§ **Task statement**: What is the number of lines in the records below holding the string "this"? Reply with it and nothing else.

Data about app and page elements
┏━━

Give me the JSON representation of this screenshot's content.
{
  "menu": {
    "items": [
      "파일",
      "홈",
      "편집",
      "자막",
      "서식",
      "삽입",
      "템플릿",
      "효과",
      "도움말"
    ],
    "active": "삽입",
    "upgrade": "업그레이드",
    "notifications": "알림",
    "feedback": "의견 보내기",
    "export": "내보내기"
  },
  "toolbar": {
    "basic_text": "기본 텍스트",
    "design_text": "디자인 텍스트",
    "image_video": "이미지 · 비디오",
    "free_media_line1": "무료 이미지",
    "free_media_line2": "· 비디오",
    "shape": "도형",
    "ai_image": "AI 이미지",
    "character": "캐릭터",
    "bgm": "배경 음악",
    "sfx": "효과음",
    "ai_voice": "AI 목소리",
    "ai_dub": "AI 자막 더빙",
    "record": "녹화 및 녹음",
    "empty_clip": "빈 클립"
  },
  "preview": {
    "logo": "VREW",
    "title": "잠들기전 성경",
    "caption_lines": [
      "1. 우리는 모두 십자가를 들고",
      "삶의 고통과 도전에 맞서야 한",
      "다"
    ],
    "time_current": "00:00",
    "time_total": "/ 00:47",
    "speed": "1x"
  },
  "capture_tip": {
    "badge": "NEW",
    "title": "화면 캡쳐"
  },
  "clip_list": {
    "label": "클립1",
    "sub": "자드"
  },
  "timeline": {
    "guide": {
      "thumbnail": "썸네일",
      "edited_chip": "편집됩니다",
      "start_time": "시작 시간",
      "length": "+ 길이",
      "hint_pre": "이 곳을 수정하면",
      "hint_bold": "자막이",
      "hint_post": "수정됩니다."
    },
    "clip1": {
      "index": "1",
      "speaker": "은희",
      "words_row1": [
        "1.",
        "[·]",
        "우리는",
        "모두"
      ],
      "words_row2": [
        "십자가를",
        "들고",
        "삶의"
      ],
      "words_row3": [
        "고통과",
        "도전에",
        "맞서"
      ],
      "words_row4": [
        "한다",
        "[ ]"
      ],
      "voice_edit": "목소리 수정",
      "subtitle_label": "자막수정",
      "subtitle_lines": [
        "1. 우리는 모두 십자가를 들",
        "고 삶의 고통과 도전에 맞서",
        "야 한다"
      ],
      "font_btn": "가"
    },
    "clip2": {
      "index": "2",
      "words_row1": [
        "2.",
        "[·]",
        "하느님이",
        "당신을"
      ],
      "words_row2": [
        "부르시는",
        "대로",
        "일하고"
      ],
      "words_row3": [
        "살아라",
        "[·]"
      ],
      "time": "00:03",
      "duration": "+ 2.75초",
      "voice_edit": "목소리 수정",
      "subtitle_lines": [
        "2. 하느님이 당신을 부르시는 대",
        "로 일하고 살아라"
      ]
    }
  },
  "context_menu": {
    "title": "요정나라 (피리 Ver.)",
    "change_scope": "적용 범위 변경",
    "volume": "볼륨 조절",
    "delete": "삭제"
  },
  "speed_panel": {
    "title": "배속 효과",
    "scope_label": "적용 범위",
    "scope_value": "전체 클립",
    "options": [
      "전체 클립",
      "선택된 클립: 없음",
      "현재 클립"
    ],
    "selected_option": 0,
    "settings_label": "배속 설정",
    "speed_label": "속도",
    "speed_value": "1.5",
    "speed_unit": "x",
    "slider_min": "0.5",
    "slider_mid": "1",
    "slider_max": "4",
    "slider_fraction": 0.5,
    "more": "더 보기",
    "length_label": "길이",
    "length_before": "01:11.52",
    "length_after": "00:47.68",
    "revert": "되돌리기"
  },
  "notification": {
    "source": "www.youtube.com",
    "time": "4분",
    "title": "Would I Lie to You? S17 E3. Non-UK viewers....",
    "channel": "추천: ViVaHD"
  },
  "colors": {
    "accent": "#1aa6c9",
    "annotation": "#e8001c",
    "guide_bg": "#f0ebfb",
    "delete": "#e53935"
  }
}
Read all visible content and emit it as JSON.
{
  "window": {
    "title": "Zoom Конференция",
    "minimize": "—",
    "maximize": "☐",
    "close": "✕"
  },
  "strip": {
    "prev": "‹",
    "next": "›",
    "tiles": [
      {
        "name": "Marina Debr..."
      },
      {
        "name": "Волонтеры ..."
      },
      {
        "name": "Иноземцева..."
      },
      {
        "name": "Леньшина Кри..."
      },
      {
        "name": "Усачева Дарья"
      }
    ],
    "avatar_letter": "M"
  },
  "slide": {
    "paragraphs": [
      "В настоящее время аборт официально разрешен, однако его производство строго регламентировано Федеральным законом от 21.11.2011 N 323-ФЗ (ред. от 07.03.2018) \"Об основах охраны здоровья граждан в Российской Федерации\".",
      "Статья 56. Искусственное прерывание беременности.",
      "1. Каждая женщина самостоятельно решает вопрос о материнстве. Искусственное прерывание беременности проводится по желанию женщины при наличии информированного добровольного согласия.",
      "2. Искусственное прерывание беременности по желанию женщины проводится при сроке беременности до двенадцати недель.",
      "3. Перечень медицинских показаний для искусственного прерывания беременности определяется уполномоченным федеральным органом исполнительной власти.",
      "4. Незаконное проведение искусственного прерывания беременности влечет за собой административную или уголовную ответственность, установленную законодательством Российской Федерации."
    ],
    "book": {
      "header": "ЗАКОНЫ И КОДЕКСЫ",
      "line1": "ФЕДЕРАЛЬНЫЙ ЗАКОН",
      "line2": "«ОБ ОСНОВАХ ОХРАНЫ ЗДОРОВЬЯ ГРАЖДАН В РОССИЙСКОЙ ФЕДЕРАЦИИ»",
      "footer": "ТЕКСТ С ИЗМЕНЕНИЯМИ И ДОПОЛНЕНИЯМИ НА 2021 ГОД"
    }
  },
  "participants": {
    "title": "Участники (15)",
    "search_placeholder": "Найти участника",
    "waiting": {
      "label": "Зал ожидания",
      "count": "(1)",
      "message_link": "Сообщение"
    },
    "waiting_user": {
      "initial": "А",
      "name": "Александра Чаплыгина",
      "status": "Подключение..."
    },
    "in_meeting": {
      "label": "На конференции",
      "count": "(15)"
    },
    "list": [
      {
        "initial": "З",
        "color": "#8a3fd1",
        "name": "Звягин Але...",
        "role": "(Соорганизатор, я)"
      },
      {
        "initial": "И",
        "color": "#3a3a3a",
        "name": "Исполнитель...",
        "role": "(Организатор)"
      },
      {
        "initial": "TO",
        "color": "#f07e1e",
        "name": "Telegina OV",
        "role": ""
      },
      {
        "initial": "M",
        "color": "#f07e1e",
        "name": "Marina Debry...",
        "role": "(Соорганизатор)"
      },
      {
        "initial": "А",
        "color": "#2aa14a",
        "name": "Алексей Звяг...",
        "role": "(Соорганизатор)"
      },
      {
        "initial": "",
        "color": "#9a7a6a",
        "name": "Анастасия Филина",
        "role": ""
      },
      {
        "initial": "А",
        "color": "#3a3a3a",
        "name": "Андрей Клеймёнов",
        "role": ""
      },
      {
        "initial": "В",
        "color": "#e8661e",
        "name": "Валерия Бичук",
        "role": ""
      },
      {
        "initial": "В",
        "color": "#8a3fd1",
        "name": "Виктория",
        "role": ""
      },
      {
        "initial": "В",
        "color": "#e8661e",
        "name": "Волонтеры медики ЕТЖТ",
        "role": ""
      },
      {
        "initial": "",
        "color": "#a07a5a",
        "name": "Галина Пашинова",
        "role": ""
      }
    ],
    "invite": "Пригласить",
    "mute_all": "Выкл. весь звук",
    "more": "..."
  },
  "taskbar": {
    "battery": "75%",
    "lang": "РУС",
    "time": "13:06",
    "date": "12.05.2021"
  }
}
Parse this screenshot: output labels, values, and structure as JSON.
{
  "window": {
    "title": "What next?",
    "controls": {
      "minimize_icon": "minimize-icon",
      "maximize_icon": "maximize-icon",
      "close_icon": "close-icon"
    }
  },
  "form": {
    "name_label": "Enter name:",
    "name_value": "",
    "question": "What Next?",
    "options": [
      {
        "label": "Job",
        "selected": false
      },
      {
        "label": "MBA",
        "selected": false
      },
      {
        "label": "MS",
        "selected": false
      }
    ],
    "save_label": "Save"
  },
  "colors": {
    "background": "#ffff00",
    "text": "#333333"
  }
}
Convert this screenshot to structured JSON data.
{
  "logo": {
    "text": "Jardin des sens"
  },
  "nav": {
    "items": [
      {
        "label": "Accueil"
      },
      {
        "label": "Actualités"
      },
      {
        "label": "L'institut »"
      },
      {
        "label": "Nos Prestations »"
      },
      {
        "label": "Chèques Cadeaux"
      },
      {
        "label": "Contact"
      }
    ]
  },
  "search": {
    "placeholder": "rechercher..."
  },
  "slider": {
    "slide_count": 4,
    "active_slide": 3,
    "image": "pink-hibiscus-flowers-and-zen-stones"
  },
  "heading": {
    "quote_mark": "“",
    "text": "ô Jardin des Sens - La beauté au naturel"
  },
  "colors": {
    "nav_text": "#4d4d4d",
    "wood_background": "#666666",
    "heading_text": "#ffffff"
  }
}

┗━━

§ **Completed exercise**: 3